● YOUR TASK: Leaving every picture out, repeat all of the entries below exactly.

● DATA TO EXAMINE:

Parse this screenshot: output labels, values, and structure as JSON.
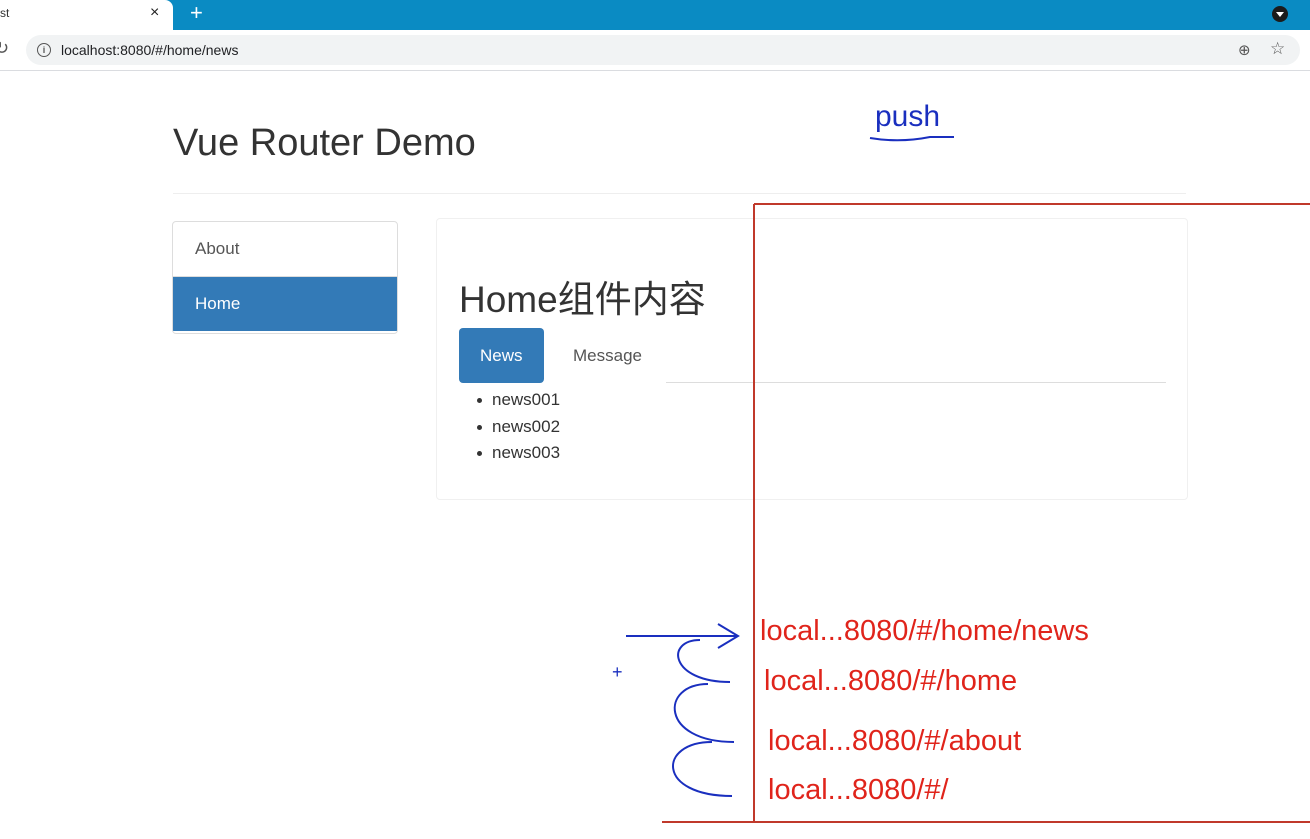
{
  "browser": {
    "tab_title": "st",
    "tab_close": "×",
    "new_tab": "+",
    "url": "localhost:8080/#/home/news",
    "icons": [
      "reload-icon",
      "info-icon",
      "zoom-icon",
      "star-icon",
      "menu-icon"
    ]
  },
  "page": {
    "title": "Vue Router Demo",
    "sidebar": {
      "items": [
        {
          "label": "About",
          "active": false
        },
        {
          "label": "Home",
          "active": true
        }
      ]
    },
    "home": {
      "title": "Home组件内容",
      "tabs": [
        {
          "label": "News",
          "active": true
        },
        {
          "label": "Message",
          "active": false
        }
      ],
      "news": [
        "news001",
        "news002",
        "news003"
      ]
    }
  },
  "annotations": {
    "push_label": "push",
    "history_stack": [
      "local...8080/#/home/news",
      "local...8080/#/home",
      "local...8080/#/about",
      "local...8080/#/"
    ],
    "plus_mark": "+",
    "colors": {
      "stack": "#e0241b",
      "pen": "#1a2fbf",
      "active": "#337ab7"
    }
  }
}
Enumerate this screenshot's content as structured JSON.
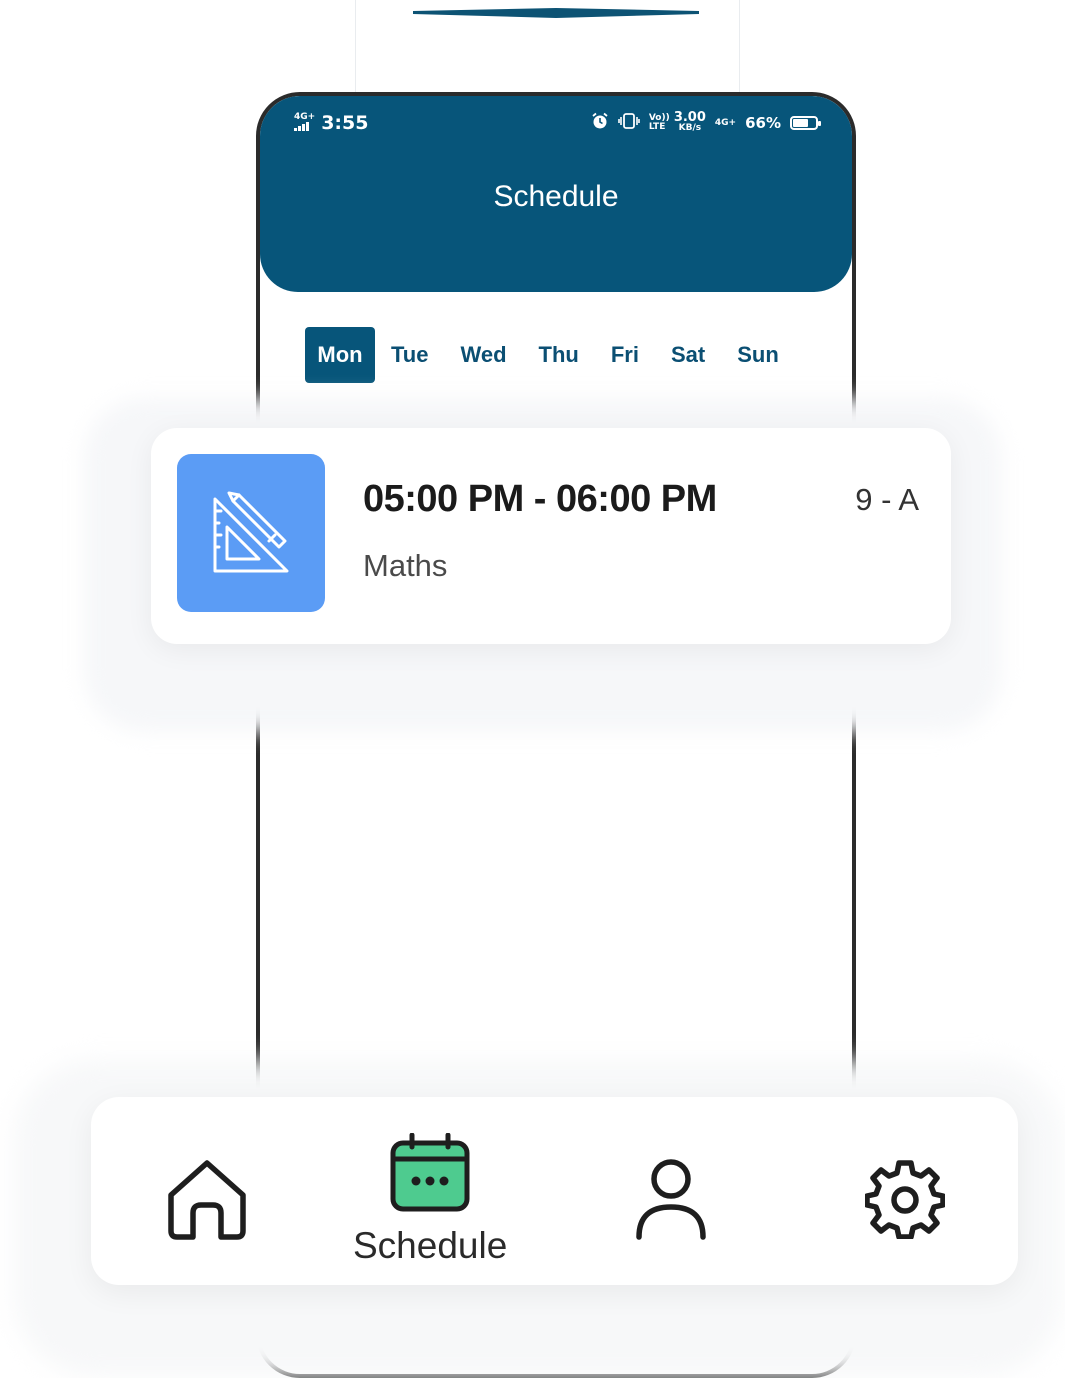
{
  "status_bar": {
    "time": "3:55",
    "signal_left": "4G+",
    "volte": "Vo)) LTE",
    "net_speed": "3.00",
    "net_unit": "KB/s",
    "signal_right": "4G+",
    "battery_percent": "66%",
    "battery_level": 0.66
  },
  "header": {
    "title": "Schedule"
  },
  "days": {
    "selected": "Mon",
    "items": [
      "Mon",
      "Tue",
      "Wed",
      "Thu",
      "Fri",
      "Sat",
      "Sun"
    ]
  },
  "schedule": [
    {
      "time_range": "05:00 PM - 06:00 PM",
      "subject": "Maths",
      "class": "9 - A",
      "icon": "geometry-tools-icon",
      "icon_bg": "#5b9cf5"
    }
  ],
  "bottom_nav": {
    "active": "Schedule",
    "items": [
      {
        "icon": "home-icon",
        "label": ""
      },
      {
        "icon": "calendar-icon",
        "label": "Schedule"
      },
      {
        "icon": "profile-icon",
        "label": ""
      },
      {
        "icon": "gear-icon",
        "label": ""
      }
    ]
  },
  "colors": {
    "primary": "#07557a",
    "accent_green": "#4ecb8f",
    "card_icon_blue": "#5b9cf5"
  }
}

● FINAL ANSWER:
Parse this screenshot: output labels, values, and structure as JSON.
{
  "browser": {
    "tab_title": "st",
    "tab_close": "×",
    "new_tab": "+",
    "url": "localhost:8080/#/home/news",
    "icons": [
      "reload-icon",
      "info-icon",
      "zoom-icon",
      "star-icon",
      "menu-icon"
    ]
  },
  "page": {
    "title": "Vue Router Demo",
    "sidebar": {
      "items": [
        {
          "label": "About",
          "active": false
        },
        {
          "label": "Home",
          "active": true
        }
      ]
    },
    "home": {
      "title": "Home组件内容",
      "tabs": [
        {
          "label": "News",
          "active": true
        },
        {
          "label": "Message",
          "active": false
        }
      ],
      "news": [
        "news001",
        "news002",
        "news003"
      ]
    }
  },
  "annotations": {
    "push_label": "push",
    "history_stack": [
      "local...8080/#/home/news",
      "local...8080/#/home",
      "local...8080/#/about",
      "local...8080/#/"
    ],
    "plus_mark": "+",
    "colors": {
      "stack": "#e0241b",
      "pen": "#1a2fbf",
      "active": "#337ab7"
    }
  }
}
Enumerate this screenshot's content as structured JSON.
{
  "status_bar": {
    "time": "3:55",
    "signal_left": "4G+",
    "volte": "Vo)) LTE",
    "net_speed": "3.00",
    "net_unit": "KB/s",
    "signal_right": "4G+",
    "battery_percent": "66%",
    "battery_level": 0.66
  },
  "header": {
    "title": "Schedule"
  },
  "days": {
    "selected": "Mon",
    "items": [
      "Mon",
      "Tue",
      "Wed",
      "Thu",
      "Fri",
      "Sat",
      "Sun"
    ]
  },
  "schedule": [
    {
      "time_range": "05:00 PM - 06:00 PM",
      "subject": "Maths",
      "class": "9 - A",
      "icon": "geometry-tools-icon",
      "icon_bg": "#5b9cf5"
    }
  ],
  "bottom_nav": {
    "active": "Schedule",
    "items": [
      {
        "icon": "home-icon",
        "label": ""
      },
      {
        "icon": "calendar-icon",
        "label": "Schedule"
      },
      {
        "icon": "profile-icon",
        "label": ""
      },
      {
        "icon": "gear-icon",
        "label": ""
      }
    ]
  },
  "colors": {
    "primary": "#07557a",
    "accent_green": "#4ecb8f",
    "card_icon_blue": "#5b9cf5"
  }
}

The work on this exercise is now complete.